with him.

"We left Scotland when I was two. I don't remember it at all. I
grew up in Baltimore at the end of the bus line. We had to move
a lot because they kept building highways over where we were living ...
Lately I've been moving a lot. After we finished shooting, I was in
Los Angeles. Now I'm here and when I finish here I'll probably go back
to Los Angeles. Then I'll go somewhere else. Maybe back to New York
for a while. It's not like I'm only in each place for a week. I'm in
one place long enough. Where is home? I don't know ... I don't know.

"I work most of the time, but that's because I like what I'm doing.
I don't separate it from enjoyment. I get stuck when it comes to
saying what my job is, I mean filling out IRS forms."

"How about 'designer who makes a song out of what he sees'?" a
friend suggests.

"That sounds pretty good. I'll try that one out".

He stands up like a diagram, then silently heads for the door. He is
on the sidewalk by the time Karen retrieves his hat and the shoulder
bag containing his camera. "You're always forgetting something, David."
He considers the return of his Panama hat a bonus and wonders aloud why
it is called Panama.

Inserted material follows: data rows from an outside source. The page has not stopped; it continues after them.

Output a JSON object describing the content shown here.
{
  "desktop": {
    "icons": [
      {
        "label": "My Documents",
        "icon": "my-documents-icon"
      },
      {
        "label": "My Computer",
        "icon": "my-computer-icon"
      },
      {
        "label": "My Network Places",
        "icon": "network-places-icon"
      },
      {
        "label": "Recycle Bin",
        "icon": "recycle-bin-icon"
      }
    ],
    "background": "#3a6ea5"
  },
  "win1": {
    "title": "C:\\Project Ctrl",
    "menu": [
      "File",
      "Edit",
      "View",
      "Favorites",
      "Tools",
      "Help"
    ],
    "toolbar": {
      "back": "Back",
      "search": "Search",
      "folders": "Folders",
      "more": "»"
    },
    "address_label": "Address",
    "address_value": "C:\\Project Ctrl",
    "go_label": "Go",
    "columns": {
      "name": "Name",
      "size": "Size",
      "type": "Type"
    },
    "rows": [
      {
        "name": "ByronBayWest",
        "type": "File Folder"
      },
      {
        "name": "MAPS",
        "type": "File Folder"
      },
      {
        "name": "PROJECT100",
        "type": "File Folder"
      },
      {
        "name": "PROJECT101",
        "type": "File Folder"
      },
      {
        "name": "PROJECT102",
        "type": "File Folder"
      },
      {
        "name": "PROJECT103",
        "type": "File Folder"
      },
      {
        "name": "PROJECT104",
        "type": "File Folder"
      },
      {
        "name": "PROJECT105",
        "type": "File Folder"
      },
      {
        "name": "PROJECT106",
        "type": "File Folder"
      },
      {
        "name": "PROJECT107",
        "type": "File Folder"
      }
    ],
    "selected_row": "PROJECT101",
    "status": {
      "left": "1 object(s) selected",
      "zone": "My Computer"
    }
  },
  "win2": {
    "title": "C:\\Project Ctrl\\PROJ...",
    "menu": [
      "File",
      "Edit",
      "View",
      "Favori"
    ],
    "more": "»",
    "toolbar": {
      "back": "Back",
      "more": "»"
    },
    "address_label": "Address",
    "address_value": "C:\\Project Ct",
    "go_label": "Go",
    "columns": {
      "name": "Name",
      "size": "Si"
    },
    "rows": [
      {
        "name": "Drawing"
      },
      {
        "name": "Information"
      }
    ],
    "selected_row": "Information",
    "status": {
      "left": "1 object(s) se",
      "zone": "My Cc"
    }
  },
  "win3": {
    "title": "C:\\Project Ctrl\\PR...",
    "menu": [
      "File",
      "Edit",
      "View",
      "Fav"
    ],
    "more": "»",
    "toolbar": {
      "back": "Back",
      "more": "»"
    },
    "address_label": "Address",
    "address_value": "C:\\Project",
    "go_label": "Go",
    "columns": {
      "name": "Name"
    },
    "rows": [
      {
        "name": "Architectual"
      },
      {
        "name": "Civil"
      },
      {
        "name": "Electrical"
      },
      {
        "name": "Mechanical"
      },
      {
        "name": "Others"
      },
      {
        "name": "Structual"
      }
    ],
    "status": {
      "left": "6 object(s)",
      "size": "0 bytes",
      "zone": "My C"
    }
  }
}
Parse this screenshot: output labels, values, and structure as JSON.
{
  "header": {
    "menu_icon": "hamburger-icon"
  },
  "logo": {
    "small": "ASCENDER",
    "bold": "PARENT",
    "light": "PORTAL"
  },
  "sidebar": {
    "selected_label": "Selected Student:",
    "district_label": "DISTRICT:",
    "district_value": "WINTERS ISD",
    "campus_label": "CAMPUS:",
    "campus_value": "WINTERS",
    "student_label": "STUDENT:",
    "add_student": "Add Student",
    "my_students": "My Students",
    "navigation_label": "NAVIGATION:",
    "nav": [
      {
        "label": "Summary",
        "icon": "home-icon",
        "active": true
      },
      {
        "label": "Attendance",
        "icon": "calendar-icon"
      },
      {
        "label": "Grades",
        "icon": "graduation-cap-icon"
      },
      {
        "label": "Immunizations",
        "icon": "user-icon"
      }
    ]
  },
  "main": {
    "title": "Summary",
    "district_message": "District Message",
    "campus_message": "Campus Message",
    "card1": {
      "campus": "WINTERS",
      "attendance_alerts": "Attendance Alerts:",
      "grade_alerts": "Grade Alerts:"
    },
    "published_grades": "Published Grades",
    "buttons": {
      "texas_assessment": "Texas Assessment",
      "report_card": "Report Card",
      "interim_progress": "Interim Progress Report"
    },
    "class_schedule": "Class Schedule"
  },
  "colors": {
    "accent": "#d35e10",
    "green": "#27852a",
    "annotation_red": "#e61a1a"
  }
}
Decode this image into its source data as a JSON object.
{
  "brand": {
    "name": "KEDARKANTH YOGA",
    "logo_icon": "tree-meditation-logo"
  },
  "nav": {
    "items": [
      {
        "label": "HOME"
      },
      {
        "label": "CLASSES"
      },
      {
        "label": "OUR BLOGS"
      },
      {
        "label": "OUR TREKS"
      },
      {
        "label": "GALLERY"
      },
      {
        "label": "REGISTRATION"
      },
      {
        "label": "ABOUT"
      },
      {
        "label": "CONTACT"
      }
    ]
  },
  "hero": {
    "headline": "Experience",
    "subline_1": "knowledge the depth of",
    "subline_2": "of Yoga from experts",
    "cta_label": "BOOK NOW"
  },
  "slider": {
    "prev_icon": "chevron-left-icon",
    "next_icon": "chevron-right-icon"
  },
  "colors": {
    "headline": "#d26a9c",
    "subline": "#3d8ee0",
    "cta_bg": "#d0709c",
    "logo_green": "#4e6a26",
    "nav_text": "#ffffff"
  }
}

Karen chirps, birdlike, leading the way to the car: "Earth to David ..."
He peeks around distractedly." ... Earth to David. We're ready for you."

One wonders.